After being The Bachelorette three years ago, Rachel Lindsay's life has drastically changed. In addition to getting married and family planning, the reality show star has made many appearances for the franchise that started it all. But tonight was different. Speaking about internet hate, she led The Bachelor cast in a discussion about bullying on "Women Tell All," and it is one of the most important conversations I've ever seen since the series first aired in 2002.
For a show that centers around love, the contestants face a lot of hate. Chris Harrison started the serious conversation on the reunion special, saying, "There is a line that has been crossed, and it's time to address that."
Things got emotional as Rachel Lindsay took the Hot Seat to share with viewers some of what she, as well as other contestants in the franchise, face when their lives are thrust into the spotlight by entering the Bachelor universe.

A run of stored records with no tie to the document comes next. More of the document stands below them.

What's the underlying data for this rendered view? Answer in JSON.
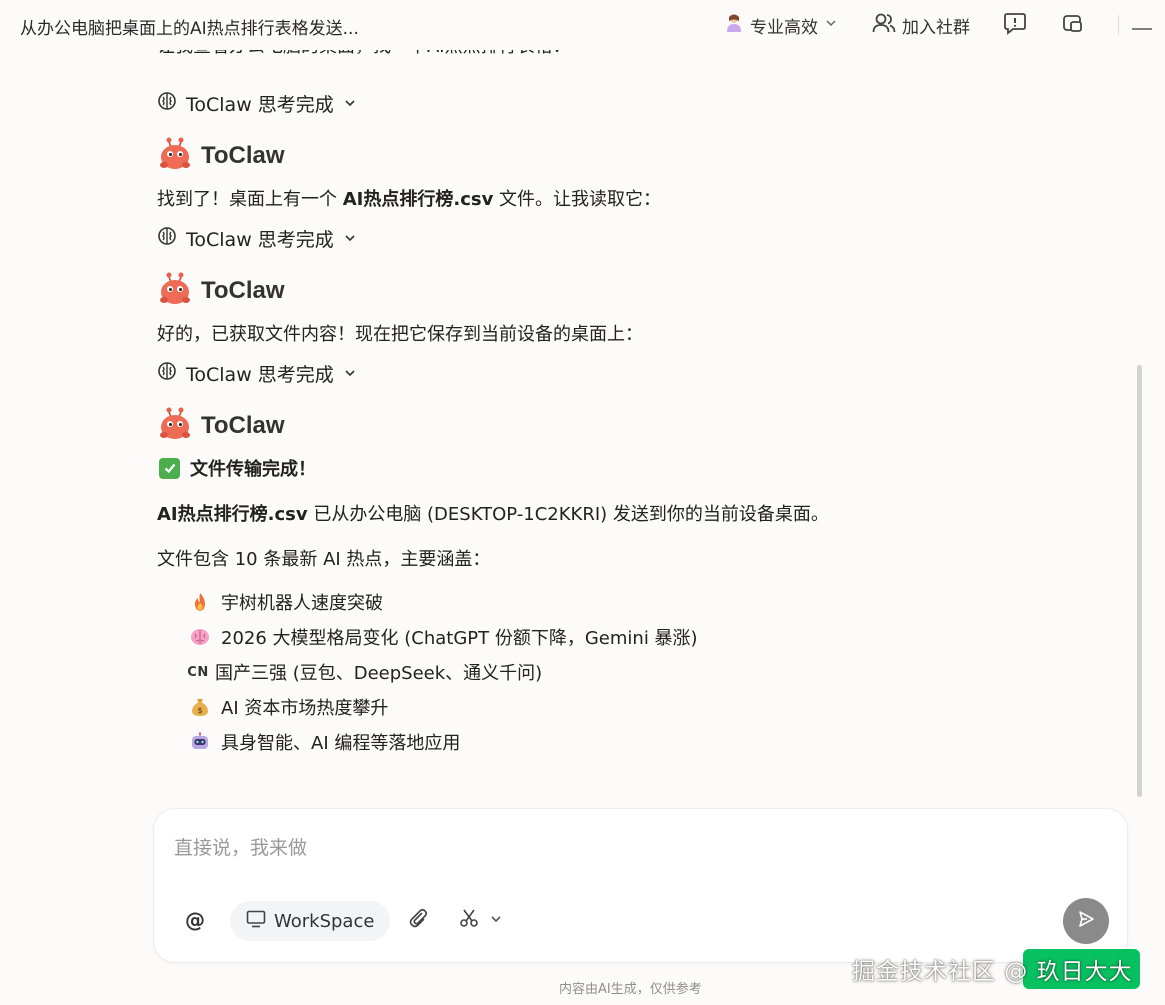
{
  "header": {
    "title": "从办公电脑把桌面上的AI热点排行表格发送...",
    "mode_label": "专业高效",
    "community_label": "加入社群"
  },
  "chat": {
    "cut_line": "让我查看办公电脑的桌面，找一下AI热点排行表格：",
    "thinking_label": "ToClaw 思考完成",
    "agent_name": "ToClaw",
    "msg1": {
      "pre": "找到了！桌面上有一个 ",
      "bold": "AI热点排行榜.csv",
      "post": " 文件。让我读取它："
    },
    "msg2": "好的，已获取文件内容！现在把它保存到当前设备的桌面上：",
    "done_title": "文件传输完成！",
    "msg3": {
      "bold": "AI热点排行榜.csv",
      "post": " 已从办公电脑 (DESKTOP-1C2KKRI) 发送到你的当前设备桌面。"
    },
    "summary_intro": "文件包含 10 条最新 AI 热点，主要涵盖：",
    "bullets": [
      {
        "icon": "fire-icon",
        "text": "宇树机器人速度突破"
      },
      {
        "icon": "brain-icon",
        "text": "2026 大模型格局变化 (ChatGPT 份额下降，Gemini 暴涨)"
      },
      {
        "icon": "cn-flag-icon",
        "glyph": "CN",
        "text": "国产三强 (豆包、DeepSeek、通义千问)"
      },
      {
        "icon": "money-bag-icon",
        "text": "AI 资本市场热度攀升"
      },
      {
        "icon": "robot-icon",
        "text": "具身智能、AI 编程等落地应用"
      }
    ]
  },
  "composer": {
    "placeholder": "直接说，我来做",
    "at_label": "@",
    "workspace_label": "WorkSpace"
  },
  "footer": {
    "disclaimer": "内容由AI生成，仅供参考"
  },
  "watermark": "掘金技术社区 @ 玖日大大",
  "colors": {
    "background": "#fcfbf9",
    "send_button": "#8a8a8a",
    "check_green": "#4cae4c",
    "tag_green": "#07c160"
  }
}
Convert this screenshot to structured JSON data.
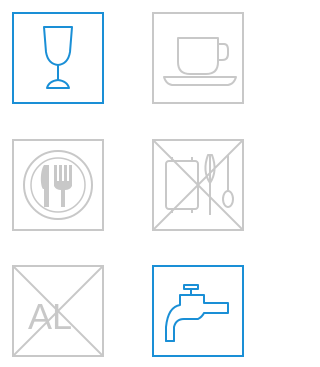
{
  "colors": {
    "active": "#1a8fd6",
    "inactive": "#c8c8c8"
  },
  "tiles": [
    {
      "icon": "wine-glass-icon",
      "state": "allowed",
      "active": true
    },
    {
      "icon": "coffee-cup-icon",
      "state": "allowed",
      "active": false
    },
    {
      "icon": "plate-fork-knife-icon",
      "state": "allowed",
      "active": false
    },
    {
      "icon": "kitchen-utensils-icon",
      "state": "crossed-out",
      "active": false
    },
    {
      "icon": "aluminium-icon",
      "state": "crossed-out",
      "active": false,
      "label": "AL"
    },
    {
      "icon": "water-tap-icon",
      "state": "allowed",
      "active": true
    }
  ]
}
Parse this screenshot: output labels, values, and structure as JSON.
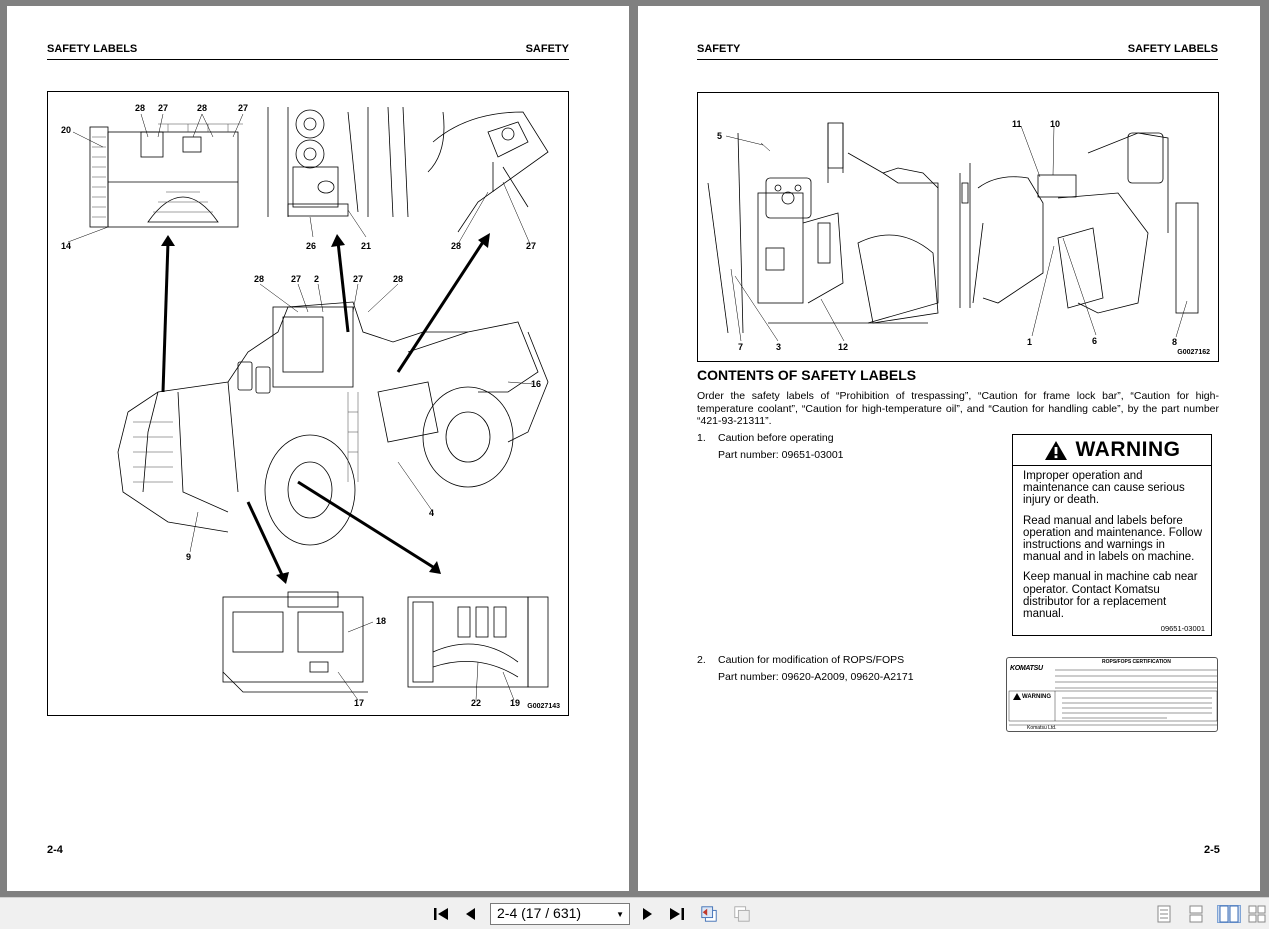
{
  "left_page": {
    "header_left": "SAFETY LABELS",
    "header_right": "SAFETY",
    "figure_code": "G0027143",
    "page_number": "2-4",
    "callouts": [
      "28",
      "27",
      "28",
      "27",
      "20",
      "14",
      "26",
      "21",
      "28",
      "27",
      "28",
      "27",
      "2",
      "27",
      "28",
      "16",
      "4",
      "9",
      "18",
      "17",
      "22",
      "19"
    ]
  },
  "right_page": {
    "header_left": "SAFETY",
    "header_right": "SAFETY LABELS",
    "figure_code": "G0027162",
    "callouts": [
      "5",
      "11",
      "10",
      "7",
      "3",
      "12",
      "1",
      "6",
      "8"
    ],
    "section_title": "CONTENTS OF SAFETY LABELS",
    "intro": "Order the safety labels of “Prohibition of trespassing”, “Caution for frame lock bar”, “Caution for high-temperature coolant”, “Caution for high-temperature oil”, and “Caution for handling cable”, by the part number “421-93-21311”.",
    "items": [
      {
        "number": "1.",
        "title": "Caution before operating",
        "part": "Part number: 09651-03001"
      },
      {
        "number": "2.",
        "title": "Caution for modification of ROPS/FOPS",
        "part": "Part number: 09620-A2009, 09620-A2171"
      }
    ],
    "warning_label": {
      "heading": "WARNING",
      "paragraphs": [
        "Improper operation and maintenance can cause serious injury or death.",
        "Read manual and labels before operation and maintenance. Follow instructions and warnings in manual and in labels on machine.",
        "Keep manual in machine cab near operator. Contact Komatsu distributor for a replacement manual."
      ],
      "code": "09651-03001"
    },
    "rops_label": {
      "brand": "KOMATSU",
      "title": "ROPS/FOPS CERTIFICATION",
      "warning": "WARNING",
      "footer": "Komatsu Ltd."
    },
    "page_number": "2-5"
  },
  "toolbar": {
    "page_select": "2-4 (17 / 631)"
  }
}
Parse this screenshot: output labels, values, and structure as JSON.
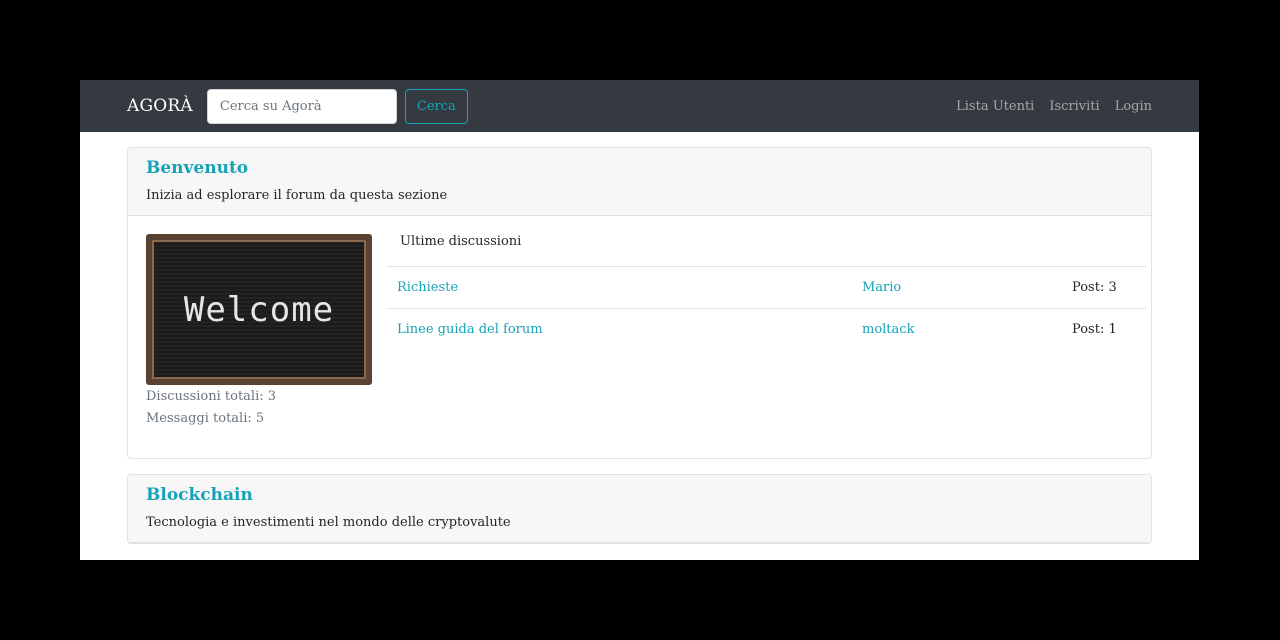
{
  "navbar": {
    "brand": "AGORÀ",
    "search_placeholder": "Cerca su Agorà",
    "search_button": "Cerca",
    "links": [
      "Lista Utenti",
      "Iscriviti",
      "Login"
    ]
  },
  "sections": [
    {
      "title": "Benvenuto",
      "description": "Inizia ad esplorare il forum da questa sezione",
      "image_text": "Welcome",
      "stats": {
        "discussions": "Discussioni totali: 3",
        "messages": "Messaggi totali: 5"
      },
      "table_header": "Ultime discussioni",
      "rows": [
        {
          "topic": "Richieste",
          "author": "Mario",
          "posts": "Post: 3"
        },
        {
          "topic": "Linee guida del forum",
          "author": "moltack",
          "posts": "Post: 1"
        }
      ]
    },
    {
      "title": "Blockchain",
      "description": "Tecnologia e investimenti nel mondo delle cryptovalute"
    }
  ],
  "colors": {
    "navbar_bg": "#343a40",
    "accent": "#17a2b8"
  }
}
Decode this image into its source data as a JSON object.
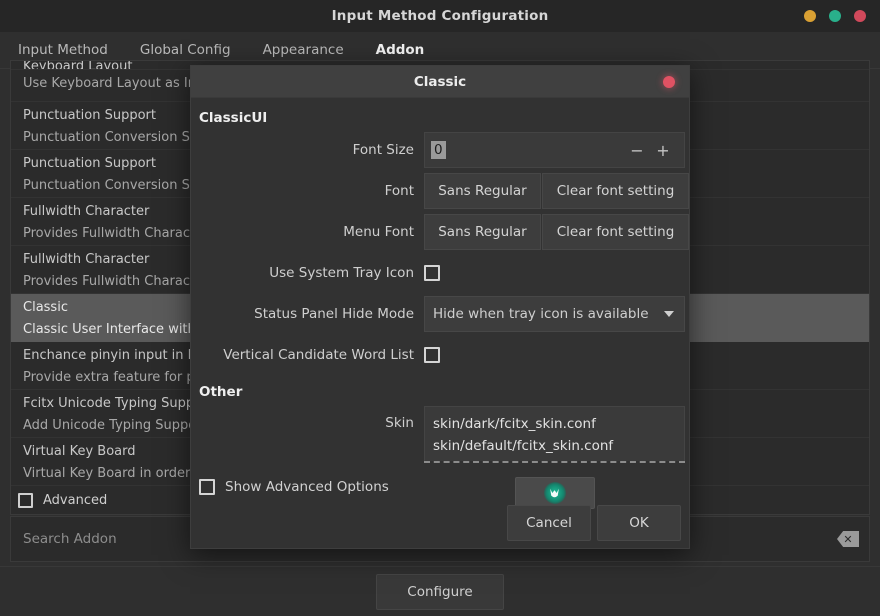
{
  "window": {
    "title": "Input Method Configuration",
    "controls": [
      {
        "name": "minimize",
        "color": "#d9a033"
      },
      {
        "name": "maximize",
        "color": "#29b08b"
      },
      {
        "name": "close",
        "color": "#d1495b"
      }
    ]
  },
  "tabs": [
    {
      "label": "Input Method",
      "active": false
    },
    {
      "label": "Global Config",
      "active": false
    },
    {
      "label": "Appearance",
      "active": false
    },
    {
      "label": "Addon",
      "active": true
    }
  ],
  "addon_list": [
    {
      "name": "Keyboard Layout",
      "desc": "Use Keyboard Layout as In",
      "selected": false,
      "clipped": true
    },
    {
      "name": "Punctuation Support",
      "desc": "Punctuation Conversion Su",
      "selected": false
    },
    {
      "name": "Punctuation Support",
      "desc": "Punctuation Conversion Su",
      "selected": false
    },
    {
      "name": "Fullwidth Character",
      "desc": "Provides Fullwidth Charac",
      "selected": false
    },
    {
      "name": "Fullwidth Character",
      "desc": "Provides Fullwidth Charac",
      "selected": false
    },
    {
      "name": "Classic",
      "desc": "Classic User Interface with",
      "selected": true
    },
    {
      "name": "Enchance pinyin input in F",
      "desc": "Provide extra feature for p",
      "selected": false
    },
    {
      "name": "Fcitx Unicode Typing Supp",
      "desc": "Add Unicode Typing Suppo",
      "selected": false
    },
    {
      "name": "Virtual Key Board",
      "desc": "Virtual Key Board in order",
      "selected": false
    }
  ],
  "main_bottom": {
    "advanced_label": "Advanced",
    "search_placeholder": "Search Addon",
    "clear_icon": "backspace-clear-icon",
    "configure_label": "Configure"
  },
  "dialog": {
    "title": "Classic",
    "close_icon": "close-dot-icon",
    "group_classicui": "ClassicUI",
    "group_other": "Other",
    "font_size": {
      "label": "Font Size",
      "value": "0",
      "decrement": "−",
      "increment": "+"
    },
    "font": {
      "label": "Font",
      "value": "Sans Regular",
      "clear_label": "Clear font setting"
    },
    "menu_font": {
      "label": "Menu Font",
      "value": "Sans Regular",
      "clear_label": "Clear font setting"
    },
    "tray_icon": {
      "label": "Use System Tray Icon",
      "checked": false
    },
    "status_panel": {
      "label": "Status Panel Hide Mode",
      "value": "Hide when tray icon is available"
    },
    "vertical_list": {
      "label": "Vertical Candidate Word List",
      "checked": false
    },
    "skin": {
      "label": "Skin",
      "items": [
        "skin/dark/fcitx_skin.conf",
        "skin/default/fcitx_skin.conf"
      ],
      "config_icon": "fcitx-skin-config-icon"
    },
    "show_advanced": {
      "label": "Show Advanced Options",
      "checked": false
    },
    "cancel_label": "Cancel",
    "ok_label": "OK"
  },
  "colors": {
    "window_bg": "#2f2f2f",
    "panel_bg": "#2b2b2b",
    "dialog_bg": "#323232",
    "selection": "#5a5a5a",
    "accent_teal": "#29b08b",
    "accent_red": "#d1495b",
    "accent_amber": "#d9a033"
  }
}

“People have become so comfortable being mean," the 34-year-old confessed as she shared with the audience something that had never fully been addressed by the series — at least not in this capacity — before. “People have become empowered, thinking they can say certain things to us."
The former contestant went on to read some of the hate-filled messages she and other contestants have received on their social media posts and in their DMs. She got extremely emotional and with tears streaming down her face said, "I'm shaking as I'm reading this. It's shocking."
As the first black woman chosen as the lead on The Bachelorette, Rachel sais she wants to lead the way to end the hate for future leads and contestants who join the cast. "When you're bullied for the way that you were born or the color of your skin," she said. "That's not a choice and that's something you can't change."
Chris Harrison then turned to the rest of the contestants and asked who among them had experienced hate. Every single woman in attendance raised their hands.
Tammy Ly, who was eliminated in Week 6, shared: "I was so afraid to even pick up my phone, because people were saying such nasty things to me. I was getting death threats [sent to] my work email."
Through tears, Sydney Hightower added: "None of us are perfect, but none of us deserve this."
While the conversation was hard, it was completely necessary — not only to raise awareness, but to build strength.
"A lot of the comments that I got right away off of the show was about my hair and my choice of being natural," Alexa Caves said, to which her fellow contestants chimed in on how much they loved her look. But then she added an empowering message: "I [also] had so much love come in, and it meant so much to get messages from people saying that it's important to have representation. I think that it means a lot more to me. The love, it is a lot louder. You just can't listen to that negativity."
While it was an unconventional "Women Tell All" episode, it might have been the best yet. Bring on more real emotions and strong women standing up for themselves, and each other, in 2020.
Tune in to the two-part finale of The Bachelor starting on Monday, March 9, and keep spreading love and support to everyone out there in Bachelor Nation and beyond.